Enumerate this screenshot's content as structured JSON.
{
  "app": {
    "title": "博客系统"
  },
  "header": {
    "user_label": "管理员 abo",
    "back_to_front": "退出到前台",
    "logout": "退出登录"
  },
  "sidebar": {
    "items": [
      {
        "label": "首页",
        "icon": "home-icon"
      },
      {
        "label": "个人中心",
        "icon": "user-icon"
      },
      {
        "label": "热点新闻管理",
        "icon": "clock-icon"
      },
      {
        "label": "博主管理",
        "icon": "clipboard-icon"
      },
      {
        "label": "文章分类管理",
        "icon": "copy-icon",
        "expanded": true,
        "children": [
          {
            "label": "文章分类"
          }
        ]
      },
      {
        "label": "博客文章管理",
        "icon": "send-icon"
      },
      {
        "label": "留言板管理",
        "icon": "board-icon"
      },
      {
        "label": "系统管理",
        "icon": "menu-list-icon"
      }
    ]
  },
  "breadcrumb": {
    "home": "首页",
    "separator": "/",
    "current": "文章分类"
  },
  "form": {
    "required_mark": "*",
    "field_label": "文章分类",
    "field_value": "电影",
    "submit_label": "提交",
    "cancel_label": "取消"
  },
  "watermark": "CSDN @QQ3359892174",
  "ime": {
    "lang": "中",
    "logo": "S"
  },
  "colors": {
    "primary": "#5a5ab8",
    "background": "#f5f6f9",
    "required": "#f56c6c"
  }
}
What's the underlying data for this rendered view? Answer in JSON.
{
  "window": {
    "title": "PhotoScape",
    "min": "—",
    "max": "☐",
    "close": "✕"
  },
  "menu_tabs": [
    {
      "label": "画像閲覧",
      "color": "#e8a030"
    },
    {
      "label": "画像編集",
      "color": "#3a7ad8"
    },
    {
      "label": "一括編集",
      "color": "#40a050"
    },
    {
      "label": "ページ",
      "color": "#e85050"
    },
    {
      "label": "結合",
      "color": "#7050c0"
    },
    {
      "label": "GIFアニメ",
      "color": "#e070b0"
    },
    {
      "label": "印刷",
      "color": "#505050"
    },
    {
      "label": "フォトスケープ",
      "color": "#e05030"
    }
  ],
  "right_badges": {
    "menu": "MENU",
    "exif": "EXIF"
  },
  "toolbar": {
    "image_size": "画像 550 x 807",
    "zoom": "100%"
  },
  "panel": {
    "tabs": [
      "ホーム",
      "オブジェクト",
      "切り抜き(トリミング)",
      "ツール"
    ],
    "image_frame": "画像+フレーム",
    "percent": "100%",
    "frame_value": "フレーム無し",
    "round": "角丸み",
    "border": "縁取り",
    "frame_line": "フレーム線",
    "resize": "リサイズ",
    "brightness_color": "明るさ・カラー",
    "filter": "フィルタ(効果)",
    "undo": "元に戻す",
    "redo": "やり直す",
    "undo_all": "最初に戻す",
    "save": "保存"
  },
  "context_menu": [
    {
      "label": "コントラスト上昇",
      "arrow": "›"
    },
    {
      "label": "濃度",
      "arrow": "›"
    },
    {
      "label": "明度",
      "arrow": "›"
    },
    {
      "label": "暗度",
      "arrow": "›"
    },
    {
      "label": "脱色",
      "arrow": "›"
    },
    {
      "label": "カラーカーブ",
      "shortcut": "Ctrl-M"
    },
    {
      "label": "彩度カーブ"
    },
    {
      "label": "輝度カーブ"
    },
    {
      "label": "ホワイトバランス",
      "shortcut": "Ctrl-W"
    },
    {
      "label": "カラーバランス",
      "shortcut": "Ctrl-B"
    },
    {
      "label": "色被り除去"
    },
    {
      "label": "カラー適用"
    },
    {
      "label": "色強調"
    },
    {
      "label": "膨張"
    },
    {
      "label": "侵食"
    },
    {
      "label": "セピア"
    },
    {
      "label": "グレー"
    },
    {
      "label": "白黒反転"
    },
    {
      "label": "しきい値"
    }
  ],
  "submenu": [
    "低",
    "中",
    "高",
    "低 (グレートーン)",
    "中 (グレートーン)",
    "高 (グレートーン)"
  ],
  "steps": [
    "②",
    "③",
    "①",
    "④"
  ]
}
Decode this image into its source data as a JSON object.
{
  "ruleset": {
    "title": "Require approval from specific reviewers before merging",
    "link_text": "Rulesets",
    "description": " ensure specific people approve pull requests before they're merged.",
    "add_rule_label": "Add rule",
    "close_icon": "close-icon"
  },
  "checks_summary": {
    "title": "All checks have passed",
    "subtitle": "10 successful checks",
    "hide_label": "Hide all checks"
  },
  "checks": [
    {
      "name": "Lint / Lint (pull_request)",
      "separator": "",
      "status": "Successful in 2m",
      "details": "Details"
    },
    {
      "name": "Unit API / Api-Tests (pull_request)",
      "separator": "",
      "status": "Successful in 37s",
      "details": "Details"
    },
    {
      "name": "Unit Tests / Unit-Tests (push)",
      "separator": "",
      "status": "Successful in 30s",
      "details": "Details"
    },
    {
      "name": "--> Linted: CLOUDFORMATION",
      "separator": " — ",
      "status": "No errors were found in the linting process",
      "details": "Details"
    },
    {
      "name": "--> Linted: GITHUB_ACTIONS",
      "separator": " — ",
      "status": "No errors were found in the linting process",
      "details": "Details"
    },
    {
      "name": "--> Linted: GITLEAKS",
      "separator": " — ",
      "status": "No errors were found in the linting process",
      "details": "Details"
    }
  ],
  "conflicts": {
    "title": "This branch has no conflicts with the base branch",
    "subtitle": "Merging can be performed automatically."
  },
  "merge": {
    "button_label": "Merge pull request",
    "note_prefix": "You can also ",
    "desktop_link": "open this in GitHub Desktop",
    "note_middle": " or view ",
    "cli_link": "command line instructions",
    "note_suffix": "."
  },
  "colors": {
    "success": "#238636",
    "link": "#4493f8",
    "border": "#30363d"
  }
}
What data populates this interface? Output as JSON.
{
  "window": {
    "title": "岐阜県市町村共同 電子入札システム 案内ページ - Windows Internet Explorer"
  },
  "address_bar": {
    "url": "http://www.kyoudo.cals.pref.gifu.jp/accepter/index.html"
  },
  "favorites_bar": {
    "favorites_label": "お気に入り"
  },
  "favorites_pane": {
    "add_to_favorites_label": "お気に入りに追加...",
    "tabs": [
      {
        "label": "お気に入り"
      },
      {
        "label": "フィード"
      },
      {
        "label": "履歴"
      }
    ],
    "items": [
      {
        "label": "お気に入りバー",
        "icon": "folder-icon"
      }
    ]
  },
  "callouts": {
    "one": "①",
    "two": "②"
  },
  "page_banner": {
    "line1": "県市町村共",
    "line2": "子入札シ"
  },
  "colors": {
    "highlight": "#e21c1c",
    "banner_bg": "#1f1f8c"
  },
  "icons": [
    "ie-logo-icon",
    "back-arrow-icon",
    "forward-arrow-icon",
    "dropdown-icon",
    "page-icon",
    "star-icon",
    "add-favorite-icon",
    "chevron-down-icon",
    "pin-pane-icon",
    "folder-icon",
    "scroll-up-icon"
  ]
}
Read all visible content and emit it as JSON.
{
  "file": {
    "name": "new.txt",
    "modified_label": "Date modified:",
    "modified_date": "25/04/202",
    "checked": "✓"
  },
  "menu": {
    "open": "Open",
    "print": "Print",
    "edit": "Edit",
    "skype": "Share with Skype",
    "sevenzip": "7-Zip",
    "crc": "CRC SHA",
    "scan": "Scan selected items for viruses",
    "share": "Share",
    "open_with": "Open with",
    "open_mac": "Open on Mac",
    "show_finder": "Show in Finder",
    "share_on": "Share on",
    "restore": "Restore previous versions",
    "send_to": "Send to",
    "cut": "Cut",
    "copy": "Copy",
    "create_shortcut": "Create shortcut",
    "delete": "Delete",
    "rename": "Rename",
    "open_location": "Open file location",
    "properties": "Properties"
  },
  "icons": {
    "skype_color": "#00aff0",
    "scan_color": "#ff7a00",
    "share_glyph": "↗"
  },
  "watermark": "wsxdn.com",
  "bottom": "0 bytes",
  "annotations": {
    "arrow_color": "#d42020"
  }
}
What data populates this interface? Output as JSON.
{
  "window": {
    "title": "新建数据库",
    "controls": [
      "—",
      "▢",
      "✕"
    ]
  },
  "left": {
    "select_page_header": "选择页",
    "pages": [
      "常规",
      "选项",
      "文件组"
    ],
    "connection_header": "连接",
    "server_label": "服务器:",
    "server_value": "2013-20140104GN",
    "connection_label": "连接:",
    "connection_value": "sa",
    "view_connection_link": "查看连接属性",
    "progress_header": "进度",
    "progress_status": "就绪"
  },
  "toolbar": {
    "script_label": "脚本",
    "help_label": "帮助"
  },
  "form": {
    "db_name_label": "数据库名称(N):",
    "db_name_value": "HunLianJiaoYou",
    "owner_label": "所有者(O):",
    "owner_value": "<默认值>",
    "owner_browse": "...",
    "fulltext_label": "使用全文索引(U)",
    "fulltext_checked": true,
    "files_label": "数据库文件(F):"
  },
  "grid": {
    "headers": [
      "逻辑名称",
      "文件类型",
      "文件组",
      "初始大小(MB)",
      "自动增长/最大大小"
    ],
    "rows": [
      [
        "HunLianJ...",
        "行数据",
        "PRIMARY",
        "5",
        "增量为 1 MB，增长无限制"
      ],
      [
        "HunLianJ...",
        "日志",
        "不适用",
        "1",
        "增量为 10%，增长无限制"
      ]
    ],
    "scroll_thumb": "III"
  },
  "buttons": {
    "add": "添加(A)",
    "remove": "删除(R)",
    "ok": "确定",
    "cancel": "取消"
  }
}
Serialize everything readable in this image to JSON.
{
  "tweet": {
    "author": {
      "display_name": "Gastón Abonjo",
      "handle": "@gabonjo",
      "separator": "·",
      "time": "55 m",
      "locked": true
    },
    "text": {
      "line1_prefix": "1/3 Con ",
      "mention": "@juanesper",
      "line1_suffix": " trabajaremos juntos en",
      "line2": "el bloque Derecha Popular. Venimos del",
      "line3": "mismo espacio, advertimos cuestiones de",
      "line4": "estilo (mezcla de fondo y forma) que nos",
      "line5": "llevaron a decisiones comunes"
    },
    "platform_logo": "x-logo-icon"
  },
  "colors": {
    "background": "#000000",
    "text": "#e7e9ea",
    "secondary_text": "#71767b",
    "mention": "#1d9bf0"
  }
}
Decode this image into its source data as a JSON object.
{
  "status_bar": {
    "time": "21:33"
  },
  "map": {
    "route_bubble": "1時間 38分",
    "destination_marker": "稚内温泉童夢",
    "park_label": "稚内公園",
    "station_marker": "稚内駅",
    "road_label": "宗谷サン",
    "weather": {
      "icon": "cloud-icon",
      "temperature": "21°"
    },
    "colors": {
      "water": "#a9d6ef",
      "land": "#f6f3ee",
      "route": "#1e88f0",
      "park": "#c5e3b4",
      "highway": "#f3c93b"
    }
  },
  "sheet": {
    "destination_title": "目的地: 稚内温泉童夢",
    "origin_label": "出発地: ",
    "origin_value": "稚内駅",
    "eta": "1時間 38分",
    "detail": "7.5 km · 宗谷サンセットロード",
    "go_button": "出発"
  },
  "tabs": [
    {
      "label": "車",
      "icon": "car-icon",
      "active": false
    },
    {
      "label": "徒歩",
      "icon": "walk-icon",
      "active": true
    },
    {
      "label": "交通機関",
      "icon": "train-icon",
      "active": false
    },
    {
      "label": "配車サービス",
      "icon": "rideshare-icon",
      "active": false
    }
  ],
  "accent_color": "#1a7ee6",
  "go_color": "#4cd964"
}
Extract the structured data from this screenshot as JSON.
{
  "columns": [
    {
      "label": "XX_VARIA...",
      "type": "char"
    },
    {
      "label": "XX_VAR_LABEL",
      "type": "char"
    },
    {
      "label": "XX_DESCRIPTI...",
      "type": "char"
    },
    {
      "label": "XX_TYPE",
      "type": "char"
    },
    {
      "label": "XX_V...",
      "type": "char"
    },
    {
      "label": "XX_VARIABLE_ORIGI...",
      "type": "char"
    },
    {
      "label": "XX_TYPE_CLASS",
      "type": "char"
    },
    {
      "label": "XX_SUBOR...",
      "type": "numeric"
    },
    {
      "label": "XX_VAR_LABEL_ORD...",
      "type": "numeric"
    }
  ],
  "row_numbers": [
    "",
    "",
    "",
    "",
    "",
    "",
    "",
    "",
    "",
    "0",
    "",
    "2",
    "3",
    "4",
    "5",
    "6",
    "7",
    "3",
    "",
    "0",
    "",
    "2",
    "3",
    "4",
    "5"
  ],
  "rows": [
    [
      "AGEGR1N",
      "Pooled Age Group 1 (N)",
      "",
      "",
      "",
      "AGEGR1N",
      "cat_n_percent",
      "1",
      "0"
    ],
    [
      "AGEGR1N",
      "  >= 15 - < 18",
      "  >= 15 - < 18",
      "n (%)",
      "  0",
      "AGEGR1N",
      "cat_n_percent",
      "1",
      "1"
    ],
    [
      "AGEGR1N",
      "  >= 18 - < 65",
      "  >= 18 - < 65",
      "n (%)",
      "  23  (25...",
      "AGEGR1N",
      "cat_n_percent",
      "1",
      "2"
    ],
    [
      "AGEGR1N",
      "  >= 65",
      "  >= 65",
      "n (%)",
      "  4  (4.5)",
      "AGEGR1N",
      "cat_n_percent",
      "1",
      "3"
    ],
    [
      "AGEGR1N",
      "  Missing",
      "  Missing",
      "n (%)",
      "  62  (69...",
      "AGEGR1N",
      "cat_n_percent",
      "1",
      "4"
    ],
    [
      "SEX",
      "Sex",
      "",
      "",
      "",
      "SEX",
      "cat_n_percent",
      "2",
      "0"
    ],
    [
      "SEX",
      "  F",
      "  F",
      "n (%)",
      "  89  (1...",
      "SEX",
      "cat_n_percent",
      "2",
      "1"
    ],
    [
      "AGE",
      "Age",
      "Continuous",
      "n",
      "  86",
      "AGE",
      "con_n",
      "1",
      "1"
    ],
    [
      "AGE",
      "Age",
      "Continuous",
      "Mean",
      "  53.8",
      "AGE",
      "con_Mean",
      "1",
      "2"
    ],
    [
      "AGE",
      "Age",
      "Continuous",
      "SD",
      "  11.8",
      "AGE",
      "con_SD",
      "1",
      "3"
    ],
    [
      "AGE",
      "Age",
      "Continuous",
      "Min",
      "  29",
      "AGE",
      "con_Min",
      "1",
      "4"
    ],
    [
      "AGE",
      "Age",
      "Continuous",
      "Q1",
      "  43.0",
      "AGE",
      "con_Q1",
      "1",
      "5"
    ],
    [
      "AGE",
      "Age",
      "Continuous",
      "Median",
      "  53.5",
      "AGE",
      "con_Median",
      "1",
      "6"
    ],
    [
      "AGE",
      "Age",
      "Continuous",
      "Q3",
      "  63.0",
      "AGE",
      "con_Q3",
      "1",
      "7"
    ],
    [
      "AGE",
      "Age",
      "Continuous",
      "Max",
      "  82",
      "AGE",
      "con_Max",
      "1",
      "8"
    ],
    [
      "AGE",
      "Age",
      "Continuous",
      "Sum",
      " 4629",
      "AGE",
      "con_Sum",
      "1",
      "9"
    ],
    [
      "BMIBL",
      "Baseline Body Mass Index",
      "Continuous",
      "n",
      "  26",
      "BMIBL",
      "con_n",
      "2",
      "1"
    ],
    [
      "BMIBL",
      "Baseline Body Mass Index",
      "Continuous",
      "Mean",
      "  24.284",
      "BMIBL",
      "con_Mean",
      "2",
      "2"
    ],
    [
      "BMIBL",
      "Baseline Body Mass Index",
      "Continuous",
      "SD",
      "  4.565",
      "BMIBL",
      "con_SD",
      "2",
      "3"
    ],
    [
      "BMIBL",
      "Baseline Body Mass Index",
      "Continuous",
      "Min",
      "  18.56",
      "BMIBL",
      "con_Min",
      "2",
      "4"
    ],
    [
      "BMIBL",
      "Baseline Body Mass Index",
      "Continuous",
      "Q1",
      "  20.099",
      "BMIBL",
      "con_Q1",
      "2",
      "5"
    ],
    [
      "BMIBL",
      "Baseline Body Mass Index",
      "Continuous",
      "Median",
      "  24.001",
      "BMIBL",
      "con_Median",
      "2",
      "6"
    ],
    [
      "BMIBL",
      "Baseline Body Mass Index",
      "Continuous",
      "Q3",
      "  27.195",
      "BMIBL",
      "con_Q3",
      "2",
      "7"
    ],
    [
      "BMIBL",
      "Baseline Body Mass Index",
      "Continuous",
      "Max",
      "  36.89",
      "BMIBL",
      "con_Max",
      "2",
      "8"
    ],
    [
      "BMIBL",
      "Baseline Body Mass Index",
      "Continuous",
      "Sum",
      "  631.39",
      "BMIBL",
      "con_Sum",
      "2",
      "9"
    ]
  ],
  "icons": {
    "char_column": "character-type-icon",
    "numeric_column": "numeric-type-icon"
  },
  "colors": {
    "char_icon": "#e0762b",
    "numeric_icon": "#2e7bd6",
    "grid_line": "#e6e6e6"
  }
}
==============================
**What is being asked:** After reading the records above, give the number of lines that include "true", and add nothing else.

**Output of the task:** 4